### The task
Give the number of lines in the data below that contain "views", and only that number.

### Source data
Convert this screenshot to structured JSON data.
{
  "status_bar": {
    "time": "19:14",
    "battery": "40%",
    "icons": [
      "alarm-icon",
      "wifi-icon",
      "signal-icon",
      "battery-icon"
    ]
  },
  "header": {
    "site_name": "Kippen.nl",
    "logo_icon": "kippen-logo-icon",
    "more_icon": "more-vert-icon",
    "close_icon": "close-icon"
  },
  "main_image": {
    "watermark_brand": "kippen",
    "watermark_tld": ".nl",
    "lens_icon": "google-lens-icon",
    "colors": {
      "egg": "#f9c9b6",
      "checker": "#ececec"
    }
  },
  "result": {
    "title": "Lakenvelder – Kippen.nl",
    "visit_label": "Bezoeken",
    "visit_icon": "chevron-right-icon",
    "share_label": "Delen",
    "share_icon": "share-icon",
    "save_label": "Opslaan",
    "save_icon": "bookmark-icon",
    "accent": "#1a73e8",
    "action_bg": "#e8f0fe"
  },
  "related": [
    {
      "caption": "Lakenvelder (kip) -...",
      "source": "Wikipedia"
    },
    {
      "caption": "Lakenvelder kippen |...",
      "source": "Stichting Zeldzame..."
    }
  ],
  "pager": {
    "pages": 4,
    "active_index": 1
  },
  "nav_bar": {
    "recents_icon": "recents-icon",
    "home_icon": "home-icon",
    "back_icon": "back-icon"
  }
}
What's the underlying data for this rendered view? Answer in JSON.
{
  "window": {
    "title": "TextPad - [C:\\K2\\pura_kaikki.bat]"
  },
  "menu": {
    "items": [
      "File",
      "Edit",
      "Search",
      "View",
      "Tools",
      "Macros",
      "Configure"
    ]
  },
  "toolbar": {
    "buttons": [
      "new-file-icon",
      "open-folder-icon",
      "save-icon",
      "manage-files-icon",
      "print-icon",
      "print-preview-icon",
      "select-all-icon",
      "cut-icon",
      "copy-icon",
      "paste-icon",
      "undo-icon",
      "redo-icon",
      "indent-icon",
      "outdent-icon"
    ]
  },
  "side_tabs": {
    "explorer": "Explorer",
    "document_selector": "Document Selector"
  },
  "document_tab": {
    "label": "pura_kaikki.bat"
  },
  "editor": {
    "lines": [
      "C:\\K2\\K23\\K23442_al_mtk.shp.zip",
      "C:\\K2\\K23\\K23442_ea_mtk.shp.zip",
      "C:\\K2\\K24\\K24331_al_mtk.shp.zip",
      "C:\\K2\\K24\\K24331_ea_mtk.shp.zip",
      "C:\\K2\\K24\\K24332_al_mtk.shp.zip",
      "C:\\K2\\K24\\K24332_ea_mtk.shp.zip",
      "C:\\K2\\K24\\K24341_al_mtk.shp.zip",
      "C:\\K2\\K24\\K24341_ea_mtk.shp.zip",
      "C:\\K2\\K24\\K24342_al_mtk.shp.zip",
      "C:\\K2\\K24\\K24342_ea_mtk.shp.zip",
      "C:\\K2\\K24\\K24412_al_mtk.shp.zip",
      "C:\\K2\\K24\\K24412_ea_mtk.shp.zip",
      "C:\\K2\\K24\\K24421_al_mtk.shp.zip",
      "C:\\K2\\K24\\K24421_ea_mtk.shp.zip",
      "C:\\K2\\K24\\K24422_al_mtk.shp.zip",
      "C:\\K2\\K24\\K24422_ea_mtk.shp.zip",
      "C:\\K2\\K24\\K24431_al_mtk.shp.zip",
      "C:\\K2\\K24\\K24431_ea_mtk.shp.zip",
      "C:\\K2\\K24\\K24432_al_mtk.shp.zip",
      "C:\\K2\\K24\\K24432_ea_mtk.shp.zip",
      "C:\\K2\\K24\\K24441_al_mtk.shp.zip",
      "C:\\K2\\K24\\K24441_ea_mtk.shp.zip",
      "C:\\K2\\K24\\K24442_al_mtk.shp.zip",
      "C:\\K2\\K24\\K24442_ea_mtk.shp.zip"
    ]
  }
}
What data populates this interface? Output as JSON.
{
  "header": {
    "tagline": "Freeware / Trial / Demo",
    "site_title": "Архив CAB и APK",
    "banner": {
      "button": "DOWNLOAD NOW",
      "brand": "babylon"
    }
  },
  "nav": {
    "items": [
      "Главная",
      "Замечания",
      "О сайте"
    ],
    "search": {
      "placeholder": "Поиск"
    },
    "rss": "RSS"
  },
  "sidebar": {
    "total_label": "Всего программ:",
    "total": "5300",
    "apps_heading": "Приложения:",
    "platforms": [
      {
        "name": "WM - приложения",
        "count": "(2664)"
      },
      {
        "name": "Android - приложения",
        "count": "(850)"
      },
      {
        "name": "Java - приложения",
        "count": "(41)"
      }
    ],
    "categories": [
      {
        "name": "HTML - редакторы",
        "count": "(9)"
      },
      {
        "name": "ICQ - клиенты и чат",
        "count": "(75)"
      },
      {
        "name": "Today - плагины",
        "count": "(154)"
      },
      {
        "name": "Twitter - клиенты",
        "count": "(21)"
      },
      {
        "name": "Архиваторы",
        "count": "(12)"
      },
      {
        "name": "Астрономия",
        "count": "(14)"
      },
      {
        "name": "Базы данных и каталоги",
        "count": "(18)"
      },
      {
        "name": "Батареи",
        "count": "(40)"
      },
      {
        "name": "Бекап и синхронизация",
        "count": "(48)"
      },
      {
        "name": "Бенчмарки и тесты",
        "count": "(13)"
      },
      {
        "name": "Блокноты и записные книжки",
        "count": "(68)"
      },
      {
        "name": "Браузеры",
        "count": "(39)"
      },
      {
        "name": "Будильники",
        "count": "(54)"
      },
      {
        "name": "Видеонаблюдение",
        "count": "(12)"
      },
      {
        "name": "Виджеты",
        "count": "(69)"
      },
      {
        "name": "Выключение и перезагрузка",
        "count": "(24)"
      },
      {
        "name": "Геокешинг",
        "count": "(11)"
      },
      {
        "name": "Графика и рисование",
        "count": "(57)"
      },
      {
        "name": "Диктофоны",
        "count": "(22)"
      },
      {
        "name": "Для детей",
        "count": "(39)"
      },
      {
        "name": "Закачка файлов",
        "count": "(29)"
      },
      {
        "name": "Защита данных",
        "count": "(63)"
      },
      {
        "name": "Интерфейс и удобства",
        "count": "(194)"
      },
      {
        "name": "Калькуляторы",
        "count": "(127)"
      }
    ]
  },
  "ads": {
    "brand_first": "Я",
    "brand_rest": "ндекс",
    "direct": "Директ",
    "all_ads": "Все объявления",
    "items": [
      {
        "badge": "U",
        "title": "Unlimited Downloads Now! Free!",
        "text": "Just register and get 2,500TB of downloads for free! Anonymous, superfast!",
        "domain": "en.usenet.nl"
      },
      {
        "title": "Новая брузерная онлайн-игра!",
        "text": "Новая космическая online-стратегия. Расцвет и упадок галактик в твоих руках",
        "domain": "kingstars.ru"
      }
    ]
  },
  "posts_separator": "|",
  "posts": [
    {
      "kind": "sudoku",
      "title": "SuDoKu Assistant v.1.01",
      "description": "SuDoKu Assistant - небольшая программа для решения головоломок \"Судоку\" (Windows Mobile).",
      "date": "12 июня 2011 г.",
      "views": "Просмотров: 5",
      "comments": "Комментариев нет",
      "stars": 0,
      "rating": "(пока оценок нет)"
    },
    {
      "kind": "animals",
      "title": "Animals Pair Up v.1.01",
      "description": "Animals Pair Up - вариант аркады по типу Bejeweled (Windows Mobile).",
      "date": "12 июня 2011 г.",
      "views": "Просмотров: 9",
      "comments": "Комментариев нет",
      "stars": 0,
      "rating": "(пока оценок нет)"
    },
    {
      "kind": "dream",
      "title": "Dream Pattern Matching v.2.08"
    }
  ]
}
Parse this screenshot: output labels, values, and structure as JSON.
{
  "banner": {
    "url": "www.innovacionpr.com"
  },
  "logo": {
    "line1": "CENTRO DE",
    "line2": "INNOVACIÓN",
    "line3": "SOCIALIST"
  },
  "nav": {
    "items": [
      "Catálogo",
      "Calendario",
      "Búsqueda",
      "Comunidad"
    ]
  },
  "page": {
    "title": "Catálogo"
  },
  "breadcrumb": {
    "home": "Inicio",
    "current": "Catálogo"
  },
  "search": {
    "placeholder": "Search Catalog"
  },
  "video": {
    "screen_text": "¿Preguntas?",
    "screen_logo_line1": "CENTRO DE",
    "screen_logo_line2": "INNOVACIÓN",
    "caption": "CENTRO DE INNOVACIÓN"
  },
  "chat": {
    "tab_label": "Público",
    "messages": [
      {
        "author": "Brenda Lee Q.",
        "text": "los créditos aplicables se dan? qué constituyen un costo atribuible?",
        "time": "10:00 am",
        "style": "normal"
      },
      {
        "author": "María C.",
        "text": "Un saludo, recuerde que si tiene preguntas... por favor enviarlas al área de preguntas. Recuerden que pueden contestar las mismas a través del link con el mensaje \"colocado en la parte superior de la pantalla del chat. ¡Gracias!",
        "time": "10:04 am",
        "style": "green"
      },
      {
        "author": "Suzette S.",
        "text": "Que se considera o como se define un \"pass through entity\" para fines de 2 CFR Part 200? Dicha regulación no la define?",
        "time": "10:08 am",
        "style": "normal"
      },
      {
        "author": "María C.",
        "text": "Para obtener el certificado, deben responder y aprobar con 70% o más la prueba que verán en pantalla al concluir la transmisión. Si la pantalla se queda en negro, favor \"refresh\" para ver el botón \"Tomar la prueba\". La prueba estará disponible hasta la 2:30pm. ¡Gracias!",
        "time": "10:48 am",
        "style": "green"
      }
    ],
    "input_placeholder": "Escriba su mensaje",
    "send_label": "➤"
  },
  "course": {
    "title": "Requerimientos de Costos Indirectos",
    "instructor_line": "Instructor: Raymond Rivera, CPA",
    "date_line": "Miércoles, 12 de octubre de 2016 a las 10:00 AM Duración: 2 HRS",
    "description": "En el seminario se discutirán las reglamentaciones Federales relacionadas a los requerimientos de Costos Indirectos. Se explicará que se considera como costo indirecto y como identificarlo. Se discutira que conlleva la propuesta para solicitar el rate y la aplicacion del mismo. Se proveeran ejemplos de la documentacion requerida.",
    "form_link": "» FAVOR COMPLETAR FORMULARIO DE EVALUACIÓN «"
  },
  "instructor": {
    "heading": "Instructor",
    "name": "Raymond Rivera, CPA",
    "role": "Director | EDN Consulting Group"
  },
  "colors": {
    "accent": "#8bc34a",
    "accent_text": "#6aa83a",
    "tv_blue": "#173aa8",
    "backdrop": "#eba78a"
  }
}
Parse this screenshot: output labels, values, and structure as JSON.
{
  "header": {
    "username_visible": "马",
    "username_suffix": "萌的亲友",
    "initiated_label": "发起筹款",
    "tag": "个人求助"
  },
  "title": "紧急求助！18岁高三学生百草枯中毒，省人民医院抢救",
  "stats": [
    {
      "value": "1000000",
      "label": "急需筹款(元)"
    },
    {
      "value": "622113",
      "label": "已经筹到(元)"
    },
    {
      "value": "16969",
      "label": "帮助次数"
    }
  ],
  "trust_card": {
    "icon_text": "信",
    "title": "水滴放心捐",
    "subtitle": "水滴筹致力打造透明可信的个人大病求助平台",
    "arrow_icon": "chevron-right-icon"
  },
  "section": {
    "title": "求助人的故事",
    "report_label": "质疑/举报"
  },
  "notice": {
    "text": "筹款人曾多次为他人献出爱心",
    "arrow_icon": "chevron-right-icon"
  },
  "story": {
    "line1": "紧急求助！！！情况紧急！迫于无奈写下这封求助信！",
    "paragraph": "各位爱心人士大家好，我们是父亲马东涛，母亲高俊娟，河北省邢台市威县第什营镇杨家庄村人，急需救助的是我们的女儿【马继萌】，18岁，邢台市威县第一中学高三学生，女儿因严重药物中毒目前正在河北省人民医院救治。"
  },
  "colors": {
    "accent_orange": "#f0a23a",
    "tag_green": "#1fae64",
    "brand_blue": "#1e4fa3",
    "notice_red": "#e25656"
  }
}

### Expected answer
2